The FBI has indicted a man suspected of being responsible for a hack that compromised the accounts of 127 million Ticketfly users.
Moulak O. Ishak allegedly hacked into Ticketfly’s systems in 2018. Ticketfly punters who tried to purchase tickets for upcoming live gigs were greeted with a picture of the V for Vendetta character and the message “Ticketfly HacKeD By IsHaKdZ.”
At the time of the attack, Ticketfly was owned by Eventbrite, which made the decision to temporarily take the platform offline in the wake of the breach. Eventbrite issued the online message, “Following a series of recent issues with Ticketfly properties, we’ve determined that Ticketfly has been the target of a cyber incident.”

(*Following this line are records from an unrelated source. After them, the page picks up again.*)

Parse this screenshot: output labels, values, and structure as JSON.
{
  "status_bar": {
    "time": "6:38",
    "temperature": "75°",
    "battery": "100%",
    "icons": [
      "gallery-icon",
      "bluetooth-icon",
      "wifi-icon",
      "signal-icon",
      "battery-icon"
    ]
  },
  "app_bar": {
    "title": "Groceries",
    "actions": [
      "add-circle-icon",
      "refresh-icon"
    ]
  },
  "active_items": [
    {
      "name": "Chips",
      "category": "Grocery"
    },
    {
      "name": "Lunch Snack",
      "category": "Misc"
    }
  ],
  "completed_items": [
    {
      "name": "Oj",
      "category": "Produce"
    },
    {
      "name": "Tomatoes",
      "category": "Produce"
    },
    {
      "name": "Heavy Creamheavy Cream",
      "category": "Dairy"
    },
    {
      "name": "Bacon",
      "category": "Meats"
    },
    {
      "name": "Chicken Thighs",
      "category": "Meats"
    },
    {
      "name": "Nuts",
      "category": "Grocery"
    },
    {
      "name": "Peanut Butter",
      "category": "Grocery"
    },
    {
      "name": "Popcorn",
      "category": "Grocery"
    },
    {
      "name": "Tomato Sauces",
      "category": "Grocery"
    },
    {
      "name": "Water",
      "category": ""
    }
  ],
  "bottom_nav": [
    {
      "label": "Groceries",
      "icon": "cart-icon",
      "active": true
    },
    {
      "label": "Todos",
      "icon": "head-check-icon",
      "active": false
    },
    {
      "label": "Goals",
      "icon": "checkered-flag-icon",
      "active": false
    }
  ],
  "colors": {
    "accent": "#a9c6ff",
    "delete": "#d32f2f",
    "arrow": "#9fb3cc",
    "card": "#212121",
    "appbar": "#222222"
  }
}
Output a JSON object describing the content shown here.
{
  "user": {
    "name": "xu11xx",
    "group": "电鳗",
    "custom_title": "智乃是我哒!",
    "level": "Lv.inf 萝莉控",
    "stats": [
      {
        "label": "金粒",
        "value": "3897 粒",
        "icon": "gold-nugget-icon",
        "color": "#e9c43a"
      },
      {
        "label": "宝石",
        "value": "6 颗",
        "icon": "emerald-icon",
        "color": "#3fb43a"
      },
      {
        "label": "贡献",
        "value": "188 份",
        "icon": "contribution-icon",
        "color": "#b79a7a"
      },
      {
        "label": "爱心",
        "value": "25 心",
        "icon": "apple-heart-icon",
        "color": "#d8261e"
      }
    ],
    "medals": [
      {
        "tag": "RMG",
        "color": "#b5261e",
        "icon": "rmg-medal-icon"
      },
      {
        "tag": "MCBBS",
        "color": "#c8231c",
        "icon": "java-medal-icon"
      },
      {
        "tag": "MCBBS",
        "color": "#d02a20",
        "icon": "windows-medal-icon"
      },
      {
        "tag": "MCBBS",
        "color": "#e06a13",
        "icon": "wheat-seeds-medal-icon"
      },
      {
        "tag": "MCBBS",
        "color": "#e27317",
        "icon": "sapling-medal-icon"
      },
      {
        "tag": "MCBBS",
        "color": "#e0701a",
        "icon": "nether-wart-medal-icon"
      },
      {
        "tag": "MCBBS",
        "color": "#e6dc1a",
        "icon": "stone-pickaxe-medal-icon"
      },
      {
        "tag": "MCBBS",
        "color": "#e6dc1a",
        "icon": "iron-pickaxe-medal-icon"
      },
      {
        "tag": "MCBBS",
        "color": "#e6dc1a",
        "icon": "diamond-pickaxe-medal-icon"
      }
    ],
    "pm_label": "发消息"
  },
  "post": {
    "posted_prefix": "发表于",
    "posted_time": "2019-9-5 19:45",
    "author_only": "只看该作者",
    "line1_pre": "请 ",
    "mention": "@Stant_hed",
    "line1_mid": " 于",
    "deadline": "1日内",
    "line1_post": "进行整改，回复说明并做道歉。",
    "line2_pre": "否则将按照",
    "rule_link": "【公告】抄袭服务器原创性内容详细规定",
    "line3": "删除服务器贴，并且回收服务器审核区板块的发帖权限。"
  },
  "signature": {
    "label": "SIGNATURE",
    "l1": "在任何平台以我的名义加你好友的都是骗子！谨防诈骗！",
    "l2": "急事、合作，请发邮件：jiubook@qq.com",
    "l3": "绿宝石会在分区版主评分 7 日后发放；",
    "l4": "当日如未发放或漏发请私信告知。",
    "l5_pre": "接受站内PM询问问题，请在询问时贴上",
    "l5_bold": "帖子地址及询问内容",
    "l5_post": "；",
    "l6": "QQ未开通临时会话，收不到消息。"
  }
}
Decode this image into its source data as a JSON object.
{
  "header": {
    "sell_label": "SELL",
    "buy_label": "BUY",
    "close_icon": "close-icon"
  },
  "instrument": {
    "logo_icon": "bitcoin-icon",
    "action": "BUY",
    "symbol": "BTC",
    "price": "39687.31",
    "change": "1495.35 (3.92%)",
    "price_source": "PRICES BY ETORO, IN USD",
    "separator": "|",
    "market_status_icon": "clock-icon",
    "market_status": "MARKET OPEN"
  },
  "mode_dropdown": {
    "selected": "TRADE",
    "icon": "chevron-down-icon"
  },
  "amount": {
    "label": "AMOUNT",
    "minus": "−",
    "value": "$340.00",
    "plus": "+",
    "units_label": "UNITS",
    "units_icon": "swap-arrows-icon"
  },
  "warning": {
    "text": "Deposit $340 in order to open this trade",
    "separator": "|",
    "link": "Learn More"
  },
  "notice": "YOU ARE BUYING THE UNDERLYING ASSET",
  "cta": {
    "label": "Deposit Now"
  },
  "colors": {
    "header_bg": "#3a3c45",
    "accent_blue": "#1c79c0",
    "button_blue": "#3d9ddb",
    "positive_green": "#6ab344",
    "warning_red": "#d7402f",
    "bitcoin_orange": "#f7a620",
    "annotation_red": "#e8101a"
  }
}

Following the attack, Motherboard claimed that hacker IsHaKdZ told them via email that he had warned Ticketfly of a vulnerability that allowed him to take control of all the databases for Ticketfly and its website.
In what sounds a lot like a ransom demand, the hacker is purported to have told Motherboard that he offered to share details of the vulnerabilities with Ticketfly in exchange for 1 bitcoin but never received a reply from the platform’s operators.
Following the hack, the personal details of six Ticketfly users were posted to a server as proof that IsHaKdZ’s claims of being able to access the databases were real.
According to the indictment issued on February 18, the FBI believes that Ishak, using the pseudonym IsHaKdZ, attempted to extort money from Ticketfly over a five-day period.
Ishak has been indicted on one count of forfeiture and one felony count of extortion in relation to damage to a protected computer.
The alleged cyber-criminal has not been apprehended, though a warrant has been issued for his arrest. If caught and convicted of these charges, Ishak could face a fine of $250,000 and up to three years behind bars.
The indictment reads: “On or about 27 May 2018, and continuing to at least 31 May 2018, in the Northern District of California and elsewhere, the defendant, with intent to extort from Ticketfly money and other things of value, transmitted in interstate and foreign commerce a communication containing a demand and request for money and other things of value in relation to damage to a protected computer, to wit, Ticketfly’s servers, where such damage was caused to facilitate the extortion.”